* If you haven’t seen it yet, the trailer for Jordan Peele’s forthcoming movie Get Out seems very much in the spirit of Lovecraft Country.

Margot Robbie to star in adaptation of Bad Monkeys

Some great news that I’ve been sitting on for months finally went public last night: Universal Pictures has optioned the rights to Bad Monkeys, with Margot Robbie set to both produce and star in the film.

I am incredibly psyched. Between this and the positive reception for Lovecraft Country, it’s been an amazing year so far.

On a related note, I’m also really looking forward to Suicide Squad.

More news soon.

Tomorrow: Speculative Fiction panel at the UW Bookstore

Tomorrow is Independent Bookstore Day, and to help celebrate, I’ll be appearing on a Speculative Fiction Panel at the University Book Store, along with authors Greg Bear, Robin Hobb, and Elliott Kay. The panel starts at 6:30 PM; feel free to come by and heckle us.

In other news:

* Romona Williams interviewed me for the Women Write About Comics online magazine.

* For its upcoming Dr. Strange movie, Marvel reportedly replaced a Tibetan character with Tilda Swinton in order to avoid offending Chinese government censors.

* Clickhole: We Put a GoPro on a Sparrow.

Witch-haunted Salem, Oregon

Rose the bookstore cat does her “Jones watching the Alien creep up behind Harry Dean Stanton” impression

I was in Salem, Oregon, last Friday for a reading at the Book Bin. As I wandered around town before the event, my brain kept trying to reference memories from a trip I made to Salem, Massachusetts more than a quarter century ago. Although Oregon’s Salem is inland, there’s enough similarity in the architecture and the landscape that you can kind of confuse one for the other, at least on certain streets. It’s a cool little city.

Salem was, appropriately enough, the last stop on the Lovecraft Country book tour. My thanks to the Book Bin staff and the staffs of the other book stores that hosted me this time around.

My next public event will be in July, when I’ll be making a special appearance at the LoveCraft Brewing Company in Bremerton. Until then, you can still order signed copies of Lovecraft Country and my other novels from Secret Garden Bookshop.

In other news:

* Today’s New York Times has a story about the resurgence of the “contract for deed” market. A contract for deed, also known as a land contract or installment sale agreement, is an alternative form of home financing sometimes used by people who cannot get traditional mortgages (e.g., African-Americans during the era of redlining). Although the payment structure is similar to a mortgage, the seller retains ownership of the property until it is completely paid off, and in the event of a default can simply evict the buyer, keeping whatever money they have already paid—a feature that has historically been exploited by unscrupulous real-estate dealers.

* In Buzzfeed, Adam Serwer writes about “The Secret History of the Photo at the Center of the Black Confederate Myth.”
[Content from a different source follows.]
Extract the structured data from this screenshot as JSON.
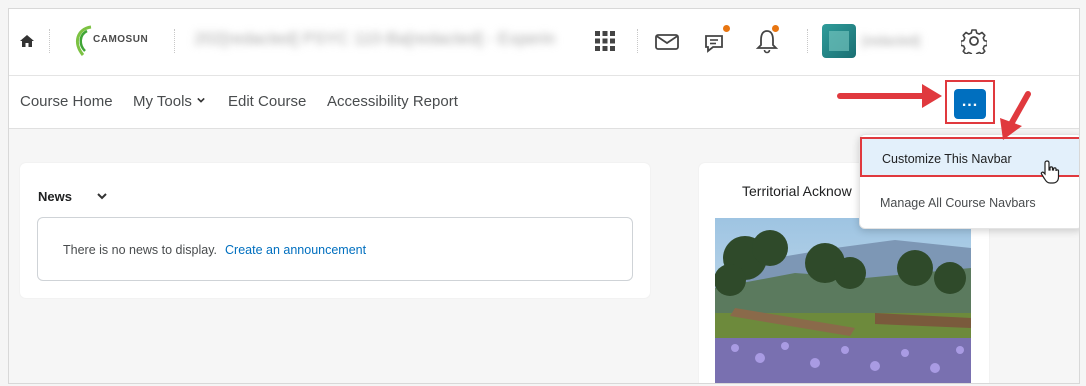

* On the train ride home from Salem, I stumbled across this Twitter thread about the controversial decision to cast Scarlet Johansson in the upcoming Paramount/Dreamworks adaptation of Ghost in the Shell. I’m not an anime fan and I know nothing about the source material, but Jon Tsuei’s comments certainly made me curious.